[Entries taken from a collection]

=-=-=

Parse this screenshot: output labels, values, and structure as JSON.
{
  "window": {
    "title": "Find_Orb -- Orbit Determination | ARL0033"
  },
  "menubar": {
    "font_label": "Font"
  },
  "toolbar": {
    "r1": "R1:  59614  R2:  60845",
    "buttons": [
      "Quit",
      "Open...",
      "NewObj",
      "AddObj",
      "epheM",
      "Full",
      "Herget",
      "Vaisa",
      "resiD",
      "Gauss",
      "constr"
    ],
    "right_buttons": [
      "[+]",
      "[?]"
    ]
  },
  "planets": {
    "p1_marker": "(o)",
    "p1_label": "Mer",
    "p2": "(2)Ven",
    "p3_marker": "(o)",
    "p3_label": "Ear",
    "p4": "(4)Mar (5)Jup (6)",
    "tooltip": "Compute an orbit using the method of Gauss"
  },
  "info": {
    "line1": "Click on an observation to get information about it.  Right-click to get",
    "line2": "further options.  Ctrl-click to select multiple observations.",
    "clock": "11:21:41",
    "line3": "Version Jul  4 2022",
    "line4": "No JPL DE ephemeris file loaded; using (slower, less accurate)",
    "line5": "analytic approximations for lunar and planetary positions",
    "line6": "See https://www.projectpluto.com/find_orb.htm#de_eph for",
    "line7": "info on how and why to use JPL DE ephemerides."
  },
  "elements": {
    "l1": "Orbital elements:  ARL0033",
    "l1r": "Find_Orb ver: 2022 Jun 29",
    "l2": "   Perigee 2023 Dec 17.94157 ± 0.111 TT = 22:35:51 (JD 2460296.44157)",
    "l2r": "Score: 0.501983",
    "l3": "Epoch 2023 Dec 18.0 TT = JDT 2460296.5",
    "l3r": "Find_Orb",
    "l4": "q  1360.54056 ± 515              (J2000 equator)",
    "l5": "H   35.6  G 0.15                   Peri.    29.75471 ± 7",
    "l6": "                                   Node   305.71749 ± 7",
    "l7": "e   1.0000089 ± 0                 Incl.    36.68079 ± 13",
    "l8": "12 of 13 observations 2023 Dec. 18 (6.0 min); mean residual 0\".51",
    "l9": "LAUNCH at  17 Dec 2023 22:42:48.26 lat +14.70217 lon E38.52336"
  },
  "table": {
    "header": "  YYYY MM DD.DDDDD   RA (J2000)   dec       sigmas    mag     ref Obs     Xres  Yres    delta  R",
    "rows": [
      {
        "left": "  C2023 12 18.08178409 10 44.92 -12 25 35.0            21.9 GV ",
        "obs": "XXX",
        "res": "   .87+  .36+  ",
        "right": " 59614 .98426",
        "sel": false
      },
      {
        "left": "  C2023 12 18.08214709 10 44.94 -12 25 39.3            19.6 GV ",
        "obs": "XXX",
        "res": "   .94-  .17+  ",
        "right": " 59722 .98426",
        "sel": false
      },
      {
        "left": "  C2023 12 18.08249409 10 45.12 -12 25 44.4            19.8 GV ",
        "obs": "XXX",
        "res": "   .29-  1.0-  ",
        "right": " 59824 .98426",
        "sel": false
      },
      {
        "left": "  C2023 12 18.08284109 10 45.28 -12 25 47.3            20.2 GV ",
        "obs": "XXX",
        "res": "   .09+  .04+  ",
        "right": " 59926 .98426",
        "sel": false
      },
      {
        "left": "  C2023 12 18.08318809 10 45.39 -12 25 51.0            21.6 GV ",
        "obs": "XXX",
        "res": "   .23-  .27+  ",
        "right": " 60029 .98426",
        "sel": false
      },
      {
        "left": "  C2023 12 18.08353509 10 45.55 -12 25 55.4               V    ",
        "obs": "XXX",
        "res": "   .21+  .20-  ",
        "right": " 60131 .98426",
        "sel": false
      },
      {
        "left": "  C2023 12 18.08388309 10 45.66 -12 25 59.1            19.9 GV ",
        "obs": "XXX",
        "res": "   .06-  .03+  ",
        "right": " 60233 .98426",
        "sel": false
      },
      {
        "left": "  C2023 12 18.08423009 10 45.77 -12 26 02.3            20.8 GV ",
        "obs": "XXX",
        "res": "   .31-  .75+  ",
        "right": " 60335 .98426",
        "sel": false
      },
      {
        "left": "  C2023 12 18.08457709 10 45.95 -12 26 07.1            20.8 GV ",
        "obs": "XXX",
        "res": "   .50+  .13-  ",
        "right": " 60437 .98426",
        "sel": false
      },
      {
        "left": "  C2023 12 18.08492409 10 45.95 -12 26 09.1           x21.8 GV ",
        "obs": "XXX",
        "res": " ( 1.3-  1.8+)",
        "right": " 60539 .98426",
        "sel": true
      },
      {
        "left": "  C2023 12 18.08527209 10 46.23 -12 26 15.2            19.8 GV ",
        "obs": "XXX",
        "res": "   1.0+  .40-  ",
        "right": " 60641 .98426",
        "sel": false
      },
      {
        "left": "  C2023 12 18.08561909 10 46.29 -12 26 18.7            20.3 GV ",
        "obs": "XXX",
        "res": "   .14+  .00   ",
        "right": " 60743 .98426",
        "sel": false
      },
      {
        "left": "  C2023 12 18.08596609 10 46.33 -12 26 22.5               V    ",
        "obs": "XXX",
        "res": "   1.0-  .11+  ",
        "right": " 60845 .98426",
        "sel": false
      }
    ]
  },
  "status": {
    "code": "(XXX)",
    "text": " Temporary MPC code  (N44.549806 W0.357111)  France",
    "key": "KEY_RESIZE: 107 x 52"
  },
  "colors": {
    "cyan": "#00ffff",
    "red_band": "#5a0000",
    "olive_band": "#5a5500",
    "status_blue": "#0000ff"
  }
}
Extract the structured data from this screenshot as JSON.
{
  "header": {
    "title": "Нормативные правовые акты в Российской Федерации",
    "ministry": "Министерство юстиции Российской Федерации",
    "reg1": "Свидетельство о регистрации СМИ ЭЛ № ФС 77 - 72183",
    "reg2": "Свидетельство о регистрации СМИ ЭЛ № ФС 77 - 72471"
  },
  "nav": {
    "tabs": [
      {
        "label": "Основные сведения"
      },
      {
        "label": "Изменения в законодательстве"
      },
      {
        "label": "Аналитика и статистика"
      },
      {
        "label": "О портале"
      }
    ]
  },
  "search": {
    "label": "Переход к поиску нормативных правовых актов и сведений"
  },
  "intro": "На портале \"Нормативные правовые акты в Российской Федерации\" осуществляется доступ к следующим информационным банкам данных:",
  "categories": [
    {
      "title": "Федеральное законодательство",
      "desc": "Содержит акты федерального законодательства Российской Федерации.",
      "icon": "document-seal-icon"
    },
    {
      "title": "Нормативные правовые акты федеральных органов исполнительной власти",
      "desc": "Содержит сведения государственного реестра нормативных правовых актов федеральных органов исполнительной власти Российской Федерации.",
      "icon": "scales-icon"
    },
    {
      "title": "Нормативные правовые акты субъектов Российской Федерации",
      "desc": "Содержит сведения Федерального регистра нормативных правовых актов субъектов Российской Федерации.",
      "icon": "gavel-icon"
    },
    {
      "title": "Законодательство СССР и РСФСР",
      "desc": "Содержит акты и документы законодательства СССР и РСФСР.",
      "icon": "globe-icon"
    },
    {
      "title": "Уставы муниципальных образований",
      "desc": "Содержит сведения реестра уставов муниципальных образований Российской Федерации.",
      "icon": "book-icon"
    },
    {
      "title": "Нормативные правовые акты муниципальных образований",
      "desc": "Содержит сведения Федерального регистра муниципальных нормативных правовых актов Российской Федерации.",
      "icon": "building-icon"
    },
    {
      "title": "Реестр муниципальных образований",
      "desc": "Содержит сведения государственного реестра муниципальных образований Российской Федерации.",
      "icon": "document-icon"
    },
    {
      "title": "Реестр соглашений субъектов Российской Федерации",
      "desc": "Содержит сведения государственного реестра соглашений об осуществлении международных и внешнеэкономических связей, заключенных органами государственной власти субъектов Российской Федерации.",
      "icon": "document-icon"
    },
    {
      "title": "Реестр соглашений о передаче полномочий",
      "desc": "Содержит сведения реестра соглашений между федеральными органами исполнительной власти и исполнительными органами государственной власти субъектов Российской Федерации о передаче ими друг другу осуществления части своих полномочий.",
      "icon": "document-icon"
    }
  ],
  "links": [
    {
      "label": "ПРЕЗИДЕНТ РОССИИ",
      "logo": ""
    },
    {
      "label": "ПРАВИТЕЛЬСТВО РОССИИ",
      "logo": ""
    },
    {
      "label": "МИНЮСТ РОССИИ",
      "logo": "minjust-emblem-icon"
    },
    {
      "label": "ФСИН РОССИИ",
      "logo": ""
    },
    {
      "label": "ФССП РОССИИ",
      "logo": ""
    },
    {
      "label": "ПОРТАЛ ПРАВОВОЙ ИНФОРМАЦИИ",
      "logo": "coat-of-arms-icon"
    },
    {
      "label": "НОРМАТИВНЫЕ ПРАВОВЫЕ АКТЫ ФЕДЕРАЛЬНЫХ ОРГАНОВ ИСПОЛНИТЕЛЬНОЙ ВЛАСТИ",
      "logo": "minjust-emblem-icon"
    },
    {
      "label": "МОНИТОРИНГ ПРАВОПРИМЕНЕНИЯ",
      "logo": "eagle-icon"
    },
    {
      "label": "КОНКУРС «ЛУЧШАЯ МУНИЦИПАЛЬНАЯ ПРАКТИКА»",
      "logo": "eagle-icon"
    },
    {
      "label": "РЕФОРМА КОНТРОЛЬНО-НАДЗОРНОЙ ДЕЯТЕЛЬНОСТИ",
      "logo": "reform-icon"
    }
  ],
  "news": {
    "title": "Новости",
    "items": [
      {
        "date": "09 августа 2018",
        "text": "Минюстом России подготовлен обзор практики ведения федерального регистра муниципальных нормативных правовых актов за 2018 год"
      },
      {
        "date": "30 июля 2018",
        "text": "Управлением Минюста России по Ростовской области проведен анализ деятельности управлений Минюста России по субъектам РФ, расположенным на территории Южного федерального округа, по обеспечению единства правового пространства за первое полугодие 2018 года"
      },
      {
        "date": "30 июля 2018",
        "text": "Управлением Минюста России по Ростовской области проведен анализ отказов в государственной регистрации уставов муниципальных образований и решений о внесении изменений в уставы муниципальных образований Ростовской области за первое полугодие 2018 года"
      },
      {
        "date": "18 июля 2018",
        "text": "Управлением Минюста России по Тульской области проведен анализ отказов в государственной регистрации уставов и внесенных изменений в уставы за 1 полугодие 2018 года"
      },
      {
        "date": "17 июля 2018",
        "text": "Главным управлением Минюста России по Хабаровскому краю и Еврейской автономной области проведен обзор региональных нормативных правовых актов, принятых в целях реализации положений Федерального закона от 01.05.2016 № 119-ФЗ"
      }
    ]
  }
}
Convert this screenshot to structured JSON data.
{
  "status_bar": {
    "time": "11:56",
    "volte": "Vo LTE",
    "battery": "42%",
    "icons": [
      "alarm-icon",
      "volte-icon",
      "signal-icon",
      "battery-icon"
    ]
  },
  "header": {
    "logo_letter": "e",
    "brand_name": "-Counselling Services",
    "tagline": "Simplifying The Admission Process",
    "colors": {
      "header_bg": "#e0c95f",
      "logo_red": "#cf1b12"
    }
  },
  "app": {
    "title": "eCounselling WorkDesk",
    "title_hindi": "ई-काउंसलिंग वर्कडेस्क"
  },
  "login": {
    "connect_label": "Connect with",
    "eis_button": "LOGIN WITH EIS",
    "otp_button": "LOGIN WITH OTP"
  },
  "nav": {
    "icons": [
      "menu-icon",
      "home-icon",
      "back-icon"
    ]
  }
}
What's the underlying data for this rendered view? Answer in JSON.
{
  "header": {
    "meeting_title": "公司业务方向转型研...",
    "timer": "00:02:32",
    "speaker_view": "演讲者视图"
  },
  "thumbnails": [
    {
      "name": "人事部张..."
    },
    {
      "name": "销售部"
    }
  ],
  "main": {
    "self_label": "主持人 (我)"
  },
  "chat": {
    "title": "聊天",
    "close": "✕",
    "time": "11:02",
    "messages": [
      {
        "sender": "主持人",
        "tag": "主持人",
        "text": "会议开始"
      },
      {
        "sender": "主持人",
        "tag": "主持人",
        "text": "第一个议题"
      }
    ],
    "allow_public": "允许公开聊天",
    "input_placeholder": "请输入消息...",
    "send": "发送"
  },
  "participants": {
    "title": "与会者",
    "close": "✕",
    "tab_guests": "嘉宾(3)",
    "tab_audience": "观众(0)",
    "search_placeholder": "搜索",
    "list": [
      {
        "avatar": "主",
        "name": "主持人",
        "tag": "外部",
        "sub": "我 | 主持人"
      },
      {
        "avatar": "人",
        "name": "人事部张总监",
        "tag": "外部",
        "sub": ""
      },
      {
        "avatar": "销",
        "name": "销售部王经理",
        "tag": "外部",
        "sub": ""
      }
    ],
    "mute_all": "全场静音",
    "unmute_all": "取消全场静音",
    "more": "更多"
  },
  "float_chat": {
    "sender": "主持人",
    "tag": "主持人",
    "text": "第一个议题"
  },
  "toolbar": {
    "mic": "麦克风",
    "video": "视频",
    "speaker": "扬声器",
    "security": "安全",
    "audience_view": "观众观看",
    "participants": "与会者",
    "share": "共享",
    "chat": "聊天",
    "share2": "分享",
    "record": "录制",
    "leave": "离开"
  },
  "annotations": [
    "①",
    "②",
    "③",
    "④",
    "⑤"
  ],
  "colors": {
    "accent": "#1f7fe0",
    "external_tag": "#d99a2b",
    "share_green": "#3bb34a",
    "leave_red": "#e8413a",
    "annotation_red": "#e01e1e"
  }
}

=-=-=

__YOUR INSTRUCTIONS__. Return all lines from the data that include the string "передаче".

__OUTPUT__.
      "title": "Реестр соглашений о передаче полномочий",
      "desc": "Содержит сведения реестра соглашений между федеральными органами исполнительной власти и исполнительными органами государственной власти субъектов Российской Федерации о передаче ими друг другу осуществления части своих полномочий.",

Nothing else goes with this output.